Jasmine (Jazz) is leaving a lot behind to go to India for the summer with her parents. She’s got a lucrative business taking photos of tourists, and a best friend and business partner that she’s secretly been in love with for a while now.
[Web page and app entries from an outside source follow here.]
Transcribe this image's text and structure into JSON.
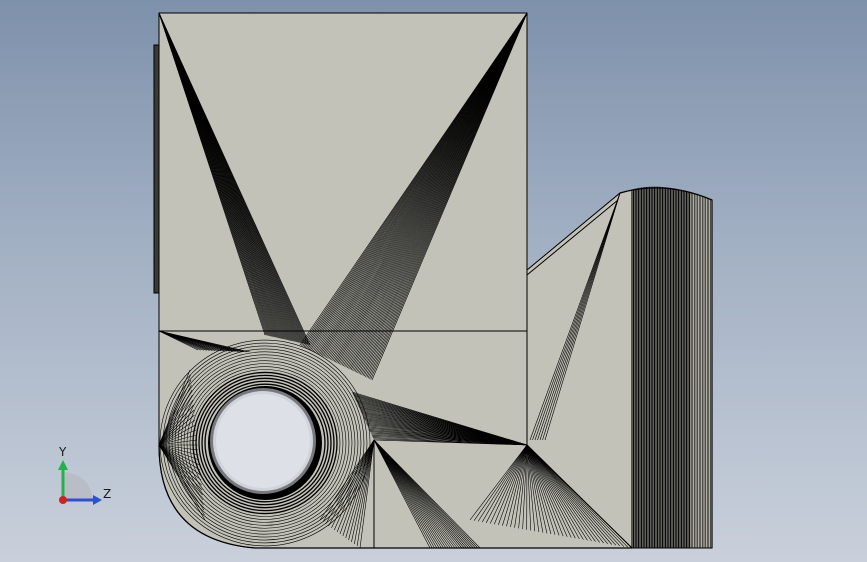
{
  "viewport": {
    "model_face_color": "#c2c2b8",
    "edge_color": "#000000",
    "background_top": "#7e91ab",
    "background_bottom": "#c9d0db"
  },
  "triad": {
    "y_label": "Y",
    "z_label": "Z",
    "y_color": "#22b14c",
    "z_color": "#2e4fd0",
    "x_color": "#d02020"
  }
}
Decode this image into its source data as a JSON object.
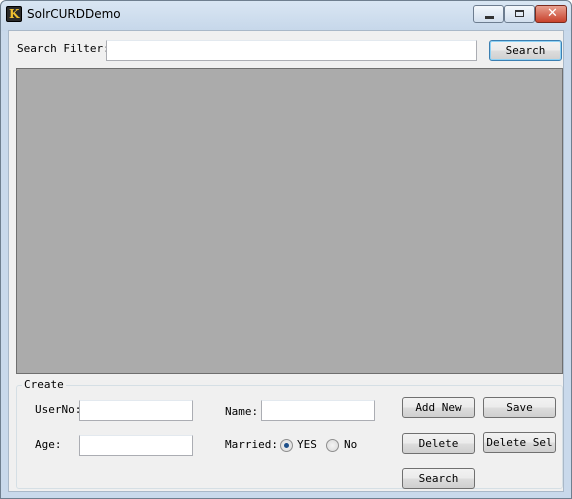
{
  "window": {
    "title": "SolrCURDDemo"
  },
  "search": {
    "label": "Search Filter:",
    "value": "",
    "button": "Search"
  },
  "create": {
    "group_title": "Create",
    "userno_label": "UserNo:",
    "userno_value": "",
    "age_label": "Age:",
    "age_value": "",
    "name_label": "Name:",
    "name_value": "",
    "married_label": "Married:",
    "married_yes": "YES",
    "married_no": "No",
    "married_selected": "YES"
  },
  "actions": {
    "add_new": "Add New",
    "save": "Save",
    "delete": "Delete",
    "delete_sel": "Delete Sel",
    "search": "Search"
  }
}
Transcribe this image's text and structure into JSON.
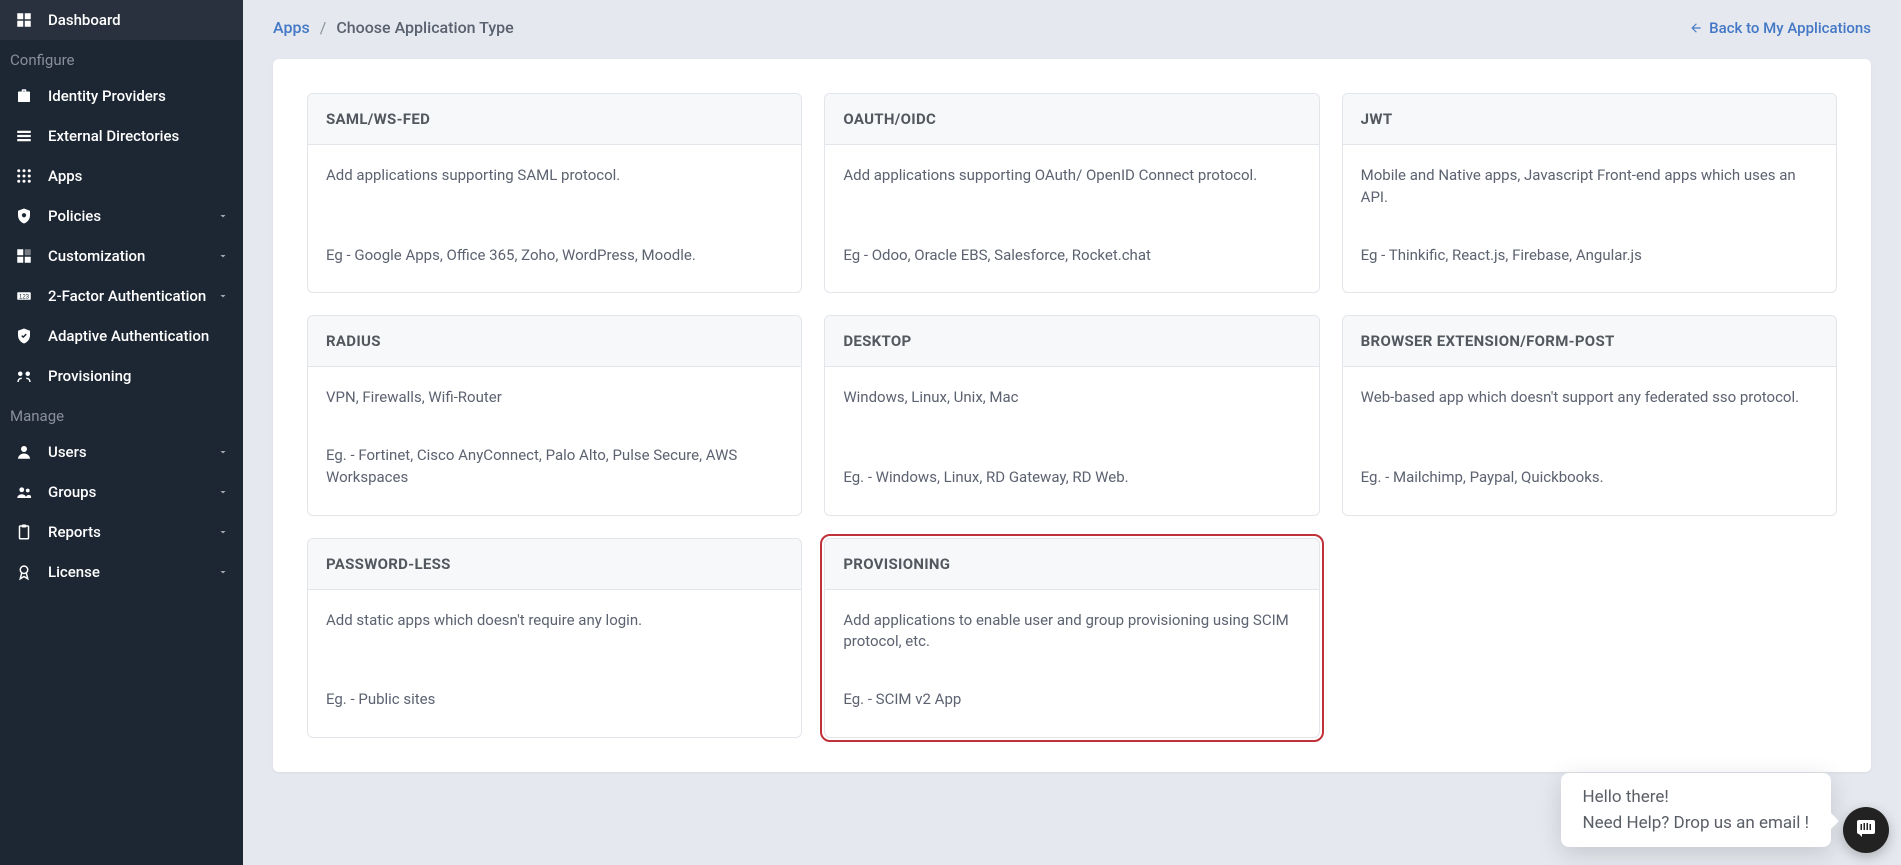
{
  "sidebar": {
    "top": {
      "label": "Dashboard"
    },
    "sec1": "Configure",
    "identity": {
      "label": "Identity Providers"
    },
    "extdir": {
      "label": "External Directories"
    },
    "apps": {
      "label": "Apps"
    },
    "policies": {
      "label": "Policies"
    },
    "custom": {
      "label": "Customization"
    },
    "tfa": {
      "label": "2-Factor Authentication"
    },
    "adaptive": {
      "label": "Adaptive Authentication"
    },
    "prov": {
      "label": "Provisioning"
    },
    "sec2": "Manage",
    "users": {
      "label": "Users"
    },
    "groups": {
      "label": "Groups"
    },
    "reports": {
      "label": "Reports"
    },
    "license": {
      "label": "License"
    }
  },
  "breadcrumb": {
    "root": "Apps",
    "current": "Choose Application Type"
  },
  "back": "Back to My Applications",
  "cards": {
    "saml": {
      "title": "SAML/WS-FED",
      "desc": "Add applications supporting SAML protocol.",
      "ex": "Eg - Google Apps, Office 365, Zoho, WordPress, Moodle."
    },
    "oauth": {
      "title": "OAUTH/OIDC",
      "desc": "Add applications supporting OAuth/ OpenID Connect protocol.",
      "ex": "Eg - Odoo, Oracle EBS, Salesforce, Rocket.chat"
    },
    "jwt": {
      "title": "JWT",
      "desc": "Mobile and Native apps, Javascript Front-end apps which uses an API.",
      "ex": "Eg - Thinkific, React.js, Firebase, Angular.js"
    },
    "radius": {
      "title": "RADIUS",
      "desc": "VPN, Firewalls, Wifi-Router",
      "ex": "Eg. - Fortinet, Cisco AnyConnect, Palo Alto, Pulse Secure, AWS Workspaces"
    },
    "desktop": {
      "title": "DESKTOP",
      "desc": "Windows, Linux, Unix, Mac",
      "ex": "Eg. - Windows, Linux, RD Gateway, RD Web."
    },
    "browser": {
      "title": "BROWSER EXTENSION/FORM-POST",
      "desc": "Web-based app which doesn't support any federated sso protocol.",
      "ex": "Eg. - Mailchimp, Paypal, Quickbooks."
    },
    "pwdless": {
      "title": "PASSWORD-LESS",
      "desc": "Add static apps which doesn't require any login.",
      "ex": "Eg. - Public sites"
    },
    "provcard": {
      "title": "PROVISIONING",
      "desc": "Add applications to enable user and group provisioning using SCIM protocol, etc.",
      "ex": "Eg. - SCIM v2 App"
    }
  },
  "chat": {
    "line1": "Hello there!",
    "line2": "Need Help? Drop us an email !"
  }
}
But her parents, ever altruistic, have a grant to work at the orphanage in Pune where her mother grew up. Immersed in the steamy weather of monsoon season, Jazz faces Indian private school, an evolving long-distance relationship, charity and caste systems.
Jazz is an immensely likable protagonist, even when she’s feeling sorry for herself, and the tangible detail of moonsoon season in India combined with a complex, engaging cast of characters makes this one book I’d recommend to anyone who wants something with more depth than Angus, Thongs, and Full-Frontal Snogging, but none of the grinding despair of most of the latest crop of teen realism.